Content starts
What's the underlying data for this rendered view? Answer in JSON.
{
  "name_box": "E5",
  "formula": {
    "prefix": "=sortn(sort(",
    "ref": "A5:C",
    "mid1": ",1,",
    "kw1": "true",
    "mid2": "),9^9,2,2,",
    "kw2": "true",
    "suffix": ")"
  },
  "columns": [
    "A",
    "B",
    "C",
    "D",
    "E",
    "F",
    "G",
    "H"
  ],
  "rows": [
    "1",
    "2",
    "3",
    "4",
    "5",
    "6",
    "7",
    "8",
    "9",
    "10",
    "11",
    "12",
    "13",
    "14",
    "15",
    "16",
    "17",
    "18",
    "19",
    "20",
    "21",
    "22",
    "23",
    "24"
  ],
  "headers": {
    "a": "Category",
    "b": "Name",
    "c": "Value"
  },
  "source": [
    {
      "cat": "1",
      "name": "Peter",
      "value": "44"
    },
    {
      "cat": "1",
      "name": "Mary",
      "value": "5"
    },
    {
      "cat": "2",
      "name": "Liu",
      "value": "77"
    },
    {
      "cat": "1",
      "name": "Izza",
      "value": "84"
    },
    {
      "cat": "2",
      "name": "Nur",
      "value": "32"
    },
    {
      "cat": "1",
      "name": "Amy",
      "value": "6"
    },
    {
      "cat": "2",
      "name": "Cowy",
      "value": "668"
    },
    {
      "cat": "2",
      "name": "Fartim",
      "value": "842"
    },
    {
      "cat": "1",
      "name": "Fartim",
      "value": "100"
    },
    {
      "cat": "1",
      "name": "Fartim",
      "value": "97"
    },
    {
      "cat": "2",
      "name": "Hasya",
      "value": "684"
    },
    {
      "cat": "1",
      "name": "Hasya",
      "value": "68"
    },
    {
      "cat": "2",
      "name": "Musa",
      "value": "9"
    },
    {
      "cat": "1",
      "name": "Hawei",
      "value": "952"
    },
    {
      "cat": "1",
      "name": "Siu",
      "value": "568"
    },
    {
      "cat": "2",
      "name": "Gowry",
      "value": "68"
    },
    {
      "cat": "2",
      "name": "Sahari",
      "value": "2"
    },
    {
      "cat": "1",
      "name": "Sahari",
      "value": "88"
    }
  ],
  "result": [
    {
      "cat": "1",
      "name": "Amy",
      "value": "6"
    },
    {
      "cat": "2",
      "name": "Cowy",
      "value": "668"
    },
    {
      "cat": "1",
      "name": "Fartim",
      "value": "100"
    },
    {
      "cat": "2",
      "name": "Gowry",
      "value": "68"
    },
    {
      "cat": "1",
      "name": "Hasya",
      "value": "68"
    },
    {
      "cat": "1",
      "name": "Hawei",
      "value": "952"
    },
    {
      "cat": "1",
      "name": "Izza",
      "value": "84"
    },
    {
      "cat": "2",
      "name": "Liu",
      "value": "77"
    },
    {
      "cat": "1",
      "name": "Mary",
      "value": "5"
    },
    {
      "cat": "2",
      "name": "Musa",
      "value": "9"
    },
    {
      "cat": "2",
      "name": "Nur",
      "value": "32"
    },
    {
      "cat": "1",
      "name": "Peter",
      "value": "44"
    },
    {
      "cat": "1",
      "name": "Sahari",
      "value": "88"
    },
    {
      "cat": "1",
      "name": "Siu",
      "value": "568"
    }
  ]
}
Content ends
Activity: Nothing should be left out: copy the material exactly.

Exercise solution:
What's the underlying data for this rendered view? Answer in JSON.
{
  "name_box": "E5",
  "formula": {
    "prefix": "=sortn(sort(",
    "ref": "A5:C",
    "mid1": ",1,",
    "kw1": "true",
    "mid2": "),9^9,2,2,",
    "kw2": "true",
    "suffix": ")"
  },
  "columns": [
    "A",
    "B",
    "C",
    "D",
    "E",
    "F",
    "G",
    "H"
  ],
  "rows": [
    "1",
    "2",
    "3",
    "4",
    "5",
    "6",
    "7",
    "8",
    "9",
    "10",
    "11",
    "12",
    "13",
    "14",
    "15",
    "16",
    "17",
    "18",
    "19",
    "20",
    "21",
    "22",
    "23",
    "24"
  ],
  "headers": {
    "a": "Category",
    "b": "Name",
    "c": "Value"
  },
  "source": [
    {
      "cat": "1",
      "name": "Peter",
      "value": "44"
    },
    {
      "cat": "1",
      "name": "Mary",
      "value": "5"
    },
    {
      "cat": "2",
      "name": "Liu",
      "value": "77"
    },
    {
      "cat": "1",
      "name": "Izza",
      "value": "84"
    },
    {
      "cat": "2",
      "name": "Nur",
      "value": "32"
    },
    {
      "cat": "1",
      "name": "Amy",
      "value": "6"
    },
    {
      "cat": "2",
      "name": "Cowy",
      "value": "668"
    },
    {
      "cat": "2",
      "name": "Fartim",
      "value": "842"
    },
    {
      "cat": "1",
      "name": "Fartim",
      "value": "100"
    },
    {
      "cat": "1",
      "name": "Fartim",
      "value": "97"
    },
    {
      "cat": "2",
      "name": "Hasya",
      "value": "684"
    },
    {
      "cat": "1",
      "name": "Hasya",
      "value": "68"
    },
    {
      "cat": "2",
      "name": "Musa",
      "value": "9"
    },
    {
      "cat": "1",
      "name": "Hawei",
      "value": "952"
    },
    {
      "cat": "1",
      "name": "Siu",
      "value": "568"
    },
    {
      "cat": "2",
      "name": "Gowry",
      "value": "68"
    },
    {
      "cat": "2",
      "name": "Sahari",
      "value": "2"
    },
    {
      "cat": "1",
      "name": "Sahari",
      "value": "88"
    }
  ],
  "result": [
    {
      "cat": "1",
      "name": "Amy",
      "value": "6"
    },
    {
      "cat": "2",
      "name": "Cowy",
      "value": "668"
    },
    {
      "cat": "1",
      "name": "Fartim",
      "value": "100"
    },
    {
      "cat": "2",
      "name": "Gowry",
      "value": "68"
    },
    {
      "cat": "1",
      "name": "Hasya",
      "value": "68"
    },
    {
      "cat": "1",
      "name": "Hawei",
      "value": "952"
    },
    {
      "cat": "1",
      "name": "Izza",
      "value": "84"
    },
    {
      "cat": "2",
      "name": "Liu",
      "value": "77"
    },
    {
      "cat": "1",
      "name": "Mary",
      "value": "5"
    },
    {
      "cat": "2",
      "name": "Musa",
      "value": "9"
    },
    {
      "cat": "2",
      "name": "Nur",
      "value": "32"
    },
    {
      "cat": "1",
      "name": "Peter",
      "value": "44"
    },
    {
      "cat": "1",
      "name": "Sahari",
      "value": "88"
    },
    {
      "cat": "1",
      "name": "Siu",
      "value": "568"
    }
  ]
}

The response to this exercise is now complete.